● **Exercise**: Search the records below for the word "clear". Pull out each line that has it.

── Information shown

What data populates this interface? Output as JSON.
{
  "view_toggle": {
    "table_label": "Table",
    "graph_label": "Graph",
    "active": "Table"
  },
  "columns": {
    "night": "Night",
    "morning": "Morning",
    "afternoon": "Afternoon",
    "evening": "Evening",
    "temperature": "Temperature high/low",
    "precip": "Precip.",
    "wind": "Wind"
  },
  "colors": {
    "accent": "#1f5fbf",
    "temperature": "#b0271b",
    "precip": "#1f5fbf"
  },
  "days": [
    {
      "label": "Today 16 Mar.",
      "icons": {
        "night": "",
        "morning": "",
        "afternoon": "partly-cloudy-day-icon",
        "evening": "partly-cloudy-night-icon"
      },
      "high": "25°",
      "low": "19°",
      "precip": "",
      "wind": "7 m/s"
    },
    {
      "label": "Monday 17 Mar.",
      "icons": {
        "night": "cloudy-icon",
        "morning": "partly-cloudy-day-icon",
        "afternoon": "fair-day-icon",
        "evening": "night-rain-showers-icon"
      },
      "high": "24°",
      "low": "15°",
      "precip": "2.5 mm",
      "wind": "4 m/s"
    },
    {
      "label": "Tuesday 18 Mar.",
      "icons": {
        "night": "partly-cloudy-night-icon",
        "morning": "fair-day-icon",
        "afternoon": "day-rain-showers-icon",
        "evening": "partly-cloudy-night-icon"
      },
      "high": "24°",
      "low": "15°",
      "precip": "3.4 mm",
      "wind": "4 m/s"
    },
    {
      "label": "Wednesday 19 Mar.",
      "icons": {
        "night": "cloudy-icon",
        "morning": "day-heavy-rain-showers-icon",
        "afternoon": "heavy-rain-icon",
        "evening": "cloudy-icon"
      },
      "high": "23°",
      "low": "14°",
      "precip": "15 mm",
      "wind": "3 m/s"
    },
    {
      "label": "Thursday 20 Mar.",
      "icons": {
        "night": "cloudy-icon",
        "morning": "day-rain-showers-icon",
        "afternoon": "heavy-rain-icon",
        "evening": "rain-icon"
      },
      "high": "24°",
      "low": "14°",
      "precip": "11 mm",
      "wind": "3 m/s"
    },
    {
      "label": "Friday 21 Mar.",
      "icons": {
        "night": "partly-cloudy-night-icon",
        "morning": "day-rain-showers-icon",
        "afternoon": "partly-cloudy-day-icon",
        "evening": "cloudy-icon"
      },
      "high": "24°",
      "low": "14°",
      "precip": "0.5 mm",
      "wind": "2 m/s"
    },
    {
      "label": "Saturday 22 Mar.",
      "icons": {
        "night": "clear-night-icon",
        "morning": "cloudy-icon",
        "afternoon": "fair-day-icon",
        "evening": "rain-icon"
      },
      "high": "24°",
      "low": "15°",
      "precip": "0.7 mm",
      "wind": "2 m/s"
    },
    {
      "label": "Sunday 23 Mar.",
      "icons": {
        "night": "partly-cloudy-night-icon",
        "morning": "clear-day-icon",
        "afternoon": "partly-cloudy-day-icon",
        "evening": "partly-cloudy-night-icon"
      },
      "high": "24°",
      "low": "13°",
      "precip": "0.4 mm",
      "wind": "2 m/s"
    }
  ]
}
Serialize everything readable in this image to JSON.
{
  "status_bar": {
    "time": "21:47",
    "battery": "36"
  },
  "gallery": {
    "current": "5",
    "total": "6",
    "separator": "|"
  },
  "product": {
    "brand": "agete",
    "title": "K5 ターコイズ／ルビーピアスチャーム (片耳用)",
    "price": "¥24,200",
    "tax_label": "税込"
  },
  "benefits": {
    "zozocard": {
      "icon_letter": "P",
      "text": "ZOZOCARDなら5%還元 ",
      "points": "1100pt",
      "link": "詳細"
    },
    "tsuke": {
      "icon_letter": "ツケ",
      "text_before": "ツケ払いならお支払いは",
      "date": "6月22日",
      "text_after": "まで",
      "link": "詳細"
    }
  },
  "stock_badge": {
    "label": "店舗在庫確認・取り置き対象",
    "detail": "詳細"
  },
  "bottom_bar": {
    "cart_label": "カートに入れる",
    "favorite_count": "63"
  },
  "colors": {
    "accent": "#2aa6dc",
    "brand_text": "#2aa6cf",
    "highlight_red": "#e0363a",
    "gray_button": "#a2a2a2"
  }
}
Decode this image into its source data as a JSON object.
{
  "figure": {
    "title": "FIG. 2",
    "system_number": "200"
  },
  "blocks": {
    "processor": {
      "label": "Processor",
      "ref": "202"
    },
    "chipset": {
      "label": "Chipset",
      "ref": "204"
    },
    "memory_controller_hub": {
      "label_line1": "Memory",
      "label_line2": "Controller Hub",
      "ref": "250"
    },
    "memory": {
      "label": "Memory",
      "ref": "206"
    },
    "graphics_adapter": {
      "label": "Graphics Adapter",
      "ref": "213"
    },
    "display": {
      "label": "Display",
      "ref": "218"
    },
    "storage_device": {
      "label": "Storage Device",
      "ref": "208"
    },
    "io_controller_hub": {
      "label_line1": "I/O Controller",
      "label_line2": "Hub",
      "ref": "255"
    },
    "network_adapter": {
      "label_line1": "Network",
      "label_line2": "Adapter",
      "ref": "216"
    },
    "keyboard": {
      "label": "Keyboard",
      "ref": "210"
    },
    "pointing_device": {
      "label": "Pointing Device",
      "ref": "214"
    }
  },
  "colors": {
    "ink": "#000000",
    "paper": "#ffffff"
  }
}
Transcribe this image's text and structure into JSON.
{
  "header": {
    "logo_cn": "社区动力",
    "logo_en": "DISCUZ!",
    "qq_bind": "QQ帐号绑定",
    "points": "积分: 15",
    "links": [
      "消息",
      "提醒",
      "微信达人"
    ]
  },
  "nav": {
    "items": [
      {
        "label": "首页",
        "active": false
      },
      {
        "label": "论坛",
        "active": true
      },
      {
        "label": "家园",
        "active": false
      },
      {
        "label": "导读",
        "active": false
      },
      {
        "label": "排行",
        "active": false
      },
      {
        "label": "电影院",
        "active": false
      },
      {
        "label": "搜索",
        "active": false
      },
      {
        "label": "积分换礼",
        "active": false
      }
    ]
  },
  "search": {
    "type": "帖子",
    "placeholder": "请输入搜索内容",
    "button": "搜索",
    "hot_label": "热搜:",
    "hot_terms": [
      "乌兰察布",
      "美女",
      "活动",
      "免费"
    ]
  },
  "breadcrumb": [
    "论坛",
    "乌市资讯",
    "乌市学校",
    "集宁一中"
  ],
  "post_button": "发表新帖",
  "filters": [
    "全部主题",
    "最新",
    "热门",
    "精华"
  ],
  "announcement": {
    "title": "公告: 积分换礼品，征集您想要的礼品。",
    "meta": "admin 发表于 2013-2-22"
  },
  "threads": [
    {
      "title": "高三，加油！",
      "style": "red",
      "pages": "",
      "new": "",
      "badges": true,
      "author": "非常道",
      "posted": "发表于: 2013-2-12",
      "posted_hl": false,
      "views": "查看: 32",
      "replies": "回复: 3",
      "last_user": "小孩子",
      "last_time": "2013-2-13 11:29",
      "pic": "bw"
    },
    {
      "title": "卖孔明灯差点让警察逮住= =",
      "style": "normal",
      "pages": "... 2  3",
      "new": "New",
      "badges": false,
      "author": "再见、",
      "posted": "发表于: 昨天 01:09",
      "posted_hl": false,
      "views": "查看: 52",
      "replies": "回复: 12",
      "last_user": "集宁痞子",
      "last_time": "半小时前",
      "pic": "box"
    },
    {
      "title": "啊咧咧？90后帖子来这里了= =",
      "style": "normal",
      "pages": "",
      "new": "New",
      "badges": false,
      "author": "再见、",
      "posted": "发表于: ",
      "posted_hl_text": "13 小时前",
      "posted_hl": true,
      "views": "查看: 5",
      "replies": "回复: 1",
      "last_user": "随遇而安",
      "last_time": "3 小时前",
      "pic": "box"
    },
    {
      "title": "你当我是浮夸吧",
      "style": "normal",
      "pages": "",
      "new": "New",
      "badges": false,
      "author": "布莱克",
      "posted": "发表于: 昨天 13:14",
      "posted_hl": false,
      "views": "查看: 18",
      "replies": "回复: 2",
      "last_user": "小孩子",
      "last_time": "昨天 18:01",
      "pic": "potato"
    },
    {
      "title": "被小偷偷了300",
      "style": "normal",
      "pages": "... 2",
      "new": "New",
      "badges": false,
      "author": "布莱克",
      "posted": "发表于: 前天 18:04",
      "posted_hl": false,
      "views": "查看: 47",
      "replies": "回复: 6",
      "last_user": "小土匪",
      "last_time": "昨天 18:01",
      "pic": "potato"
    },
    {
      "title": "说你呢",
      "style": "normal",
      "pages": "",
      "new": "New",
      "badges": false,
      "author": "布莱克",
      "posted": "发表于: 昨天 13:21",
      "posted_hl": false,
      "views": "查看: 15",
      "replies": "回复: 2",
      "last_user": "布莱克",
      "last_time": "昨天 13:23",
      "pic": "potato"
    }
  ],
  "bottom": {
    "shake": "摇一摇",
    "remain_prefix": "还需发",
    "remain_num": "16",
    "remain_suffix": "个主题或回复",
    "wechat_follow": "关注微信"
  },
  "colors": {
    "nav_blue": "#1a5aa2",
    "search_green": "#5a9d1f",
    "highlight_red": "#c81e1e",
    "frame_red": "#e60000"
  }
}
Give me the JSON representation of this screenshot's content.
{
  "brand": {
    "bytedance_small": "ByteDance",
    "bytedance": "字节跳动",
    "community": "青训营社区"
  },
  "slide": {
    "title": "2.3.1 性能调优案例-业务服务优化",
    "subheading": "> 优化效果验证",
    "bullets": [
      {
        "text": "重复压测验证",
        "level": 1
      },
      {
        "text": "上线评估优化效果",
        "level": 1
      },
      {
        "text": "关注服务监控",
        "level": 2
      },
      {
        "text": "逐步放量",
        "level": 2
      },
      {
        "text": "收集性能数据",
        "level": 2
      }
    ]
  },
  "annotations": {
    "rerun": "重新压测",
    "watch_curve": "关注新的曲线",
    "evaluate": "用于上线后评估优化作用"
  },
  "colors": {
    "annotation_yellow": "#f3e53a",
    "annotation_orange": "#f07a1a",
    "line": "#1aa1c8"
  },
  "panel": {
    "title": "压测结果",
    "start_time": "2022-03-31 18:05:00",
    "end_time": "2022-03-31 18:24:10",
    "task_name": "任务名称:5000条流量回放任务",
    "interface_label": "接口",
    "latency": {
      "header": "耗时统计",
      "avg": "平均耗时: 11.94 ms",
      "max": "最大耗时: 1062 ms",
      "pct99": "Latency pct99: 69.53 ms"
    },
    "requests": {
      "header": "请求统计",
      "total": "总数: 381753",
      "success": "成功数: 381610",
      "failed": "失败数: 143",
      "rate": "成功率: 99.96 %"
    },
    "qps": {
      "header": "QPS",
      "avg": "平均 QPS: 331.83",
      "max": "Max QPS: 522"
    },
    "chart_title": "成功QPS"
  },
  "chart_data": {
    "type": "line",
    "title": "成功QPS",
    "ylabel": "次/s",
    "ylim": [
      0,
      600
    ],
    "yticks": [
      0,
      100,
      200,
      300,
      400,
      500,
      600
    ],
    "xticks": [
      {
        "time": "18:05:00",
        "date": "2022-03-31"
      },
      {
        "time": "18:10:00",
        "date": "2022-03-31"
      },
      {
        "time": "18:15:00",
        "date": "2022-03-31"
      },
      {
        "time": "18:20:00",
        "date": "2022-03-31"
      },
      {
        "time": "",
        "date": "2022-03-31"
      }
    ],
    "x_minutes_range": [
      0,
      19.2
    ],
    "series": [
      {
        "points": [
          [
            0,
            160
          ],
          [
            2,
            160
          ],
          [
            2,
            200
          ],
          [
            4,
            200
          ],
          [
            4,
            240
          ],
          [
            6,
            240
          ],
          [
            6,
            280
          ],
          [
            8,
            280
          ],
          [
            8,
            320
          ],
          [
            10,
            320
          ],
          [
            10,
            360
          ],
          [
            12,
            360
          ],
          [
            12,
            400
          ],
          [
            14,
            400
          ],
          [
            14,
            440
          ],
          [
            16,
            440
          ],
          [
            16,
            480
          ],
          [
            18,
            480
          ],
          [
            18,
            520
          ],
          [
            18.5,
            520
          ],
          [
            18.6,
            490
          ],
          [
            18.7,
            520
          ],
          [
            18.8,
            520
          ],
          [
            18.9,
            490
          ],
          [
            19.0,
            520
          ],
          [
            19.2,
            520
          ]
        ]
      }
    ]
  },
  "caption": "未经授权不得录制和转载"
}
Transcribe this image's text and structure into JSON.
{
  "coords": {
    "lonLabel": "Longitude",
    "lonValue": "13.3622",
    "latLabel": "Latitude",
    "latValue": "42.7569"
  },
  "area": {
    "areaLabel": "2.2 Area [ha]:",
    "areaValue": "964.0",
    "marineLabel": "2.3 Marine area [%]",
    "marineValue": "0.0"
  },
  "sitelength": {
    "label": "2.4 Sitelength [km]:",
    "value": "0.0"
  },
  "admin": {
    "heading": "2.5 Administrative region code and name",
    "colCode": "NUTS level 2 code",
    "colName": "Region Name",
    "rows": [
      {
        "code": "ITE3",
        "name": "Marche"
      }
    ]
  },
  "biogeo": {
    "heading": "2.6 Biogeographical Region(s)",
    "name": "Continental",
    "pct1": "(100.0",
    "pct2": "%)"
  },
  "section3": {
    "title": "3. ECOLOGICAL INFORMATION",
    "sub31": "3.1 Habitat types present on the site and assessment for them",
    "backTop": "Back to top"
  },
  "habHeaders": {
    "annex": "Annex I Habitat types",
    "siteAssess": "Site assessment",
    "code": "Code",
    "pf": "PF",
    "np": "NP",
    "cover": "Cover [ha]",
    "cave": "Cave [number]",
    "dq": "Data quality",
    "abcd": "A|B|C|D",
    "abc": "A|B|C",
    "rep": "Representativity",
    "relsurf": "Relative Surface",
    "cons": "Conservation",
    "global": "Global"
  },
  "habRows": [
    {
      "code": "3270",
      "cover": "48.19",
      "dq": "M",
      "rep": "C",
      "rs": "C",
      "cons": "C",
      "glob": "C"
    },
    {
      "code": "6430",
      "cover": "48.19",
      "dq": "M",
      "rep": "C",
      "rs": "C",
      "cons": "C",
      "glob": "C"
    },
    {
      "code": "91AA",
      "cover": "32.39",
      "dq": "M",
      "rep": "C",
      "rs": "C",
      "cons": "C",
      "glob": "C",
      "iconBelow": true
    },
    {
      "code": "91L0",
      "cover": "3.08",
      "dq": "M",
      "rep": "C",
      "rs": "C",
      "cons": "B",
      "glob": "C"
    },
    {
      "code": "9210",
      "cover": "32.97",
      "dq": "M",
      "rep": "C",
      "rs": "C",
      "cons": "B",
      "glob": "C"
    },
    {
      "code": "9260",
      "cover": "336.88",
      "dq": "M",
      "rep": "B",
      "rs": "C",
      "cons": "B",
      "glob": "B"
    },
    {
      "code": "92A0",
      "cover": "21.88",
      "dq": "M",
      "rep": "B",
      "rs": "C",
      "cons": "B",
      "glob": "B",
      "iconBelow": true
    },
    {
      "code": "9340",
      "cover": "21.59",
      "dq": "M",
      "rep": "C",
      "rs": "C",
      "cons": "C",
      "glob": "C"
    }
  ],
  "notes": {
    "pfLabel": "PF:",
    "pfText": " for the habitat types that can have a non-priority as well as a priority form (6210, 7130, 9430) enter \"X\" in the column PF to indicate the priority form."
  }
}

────

● **Response for this exercise**:
        "night": "clear-night-icon",
        "morning": "clear-day-icon",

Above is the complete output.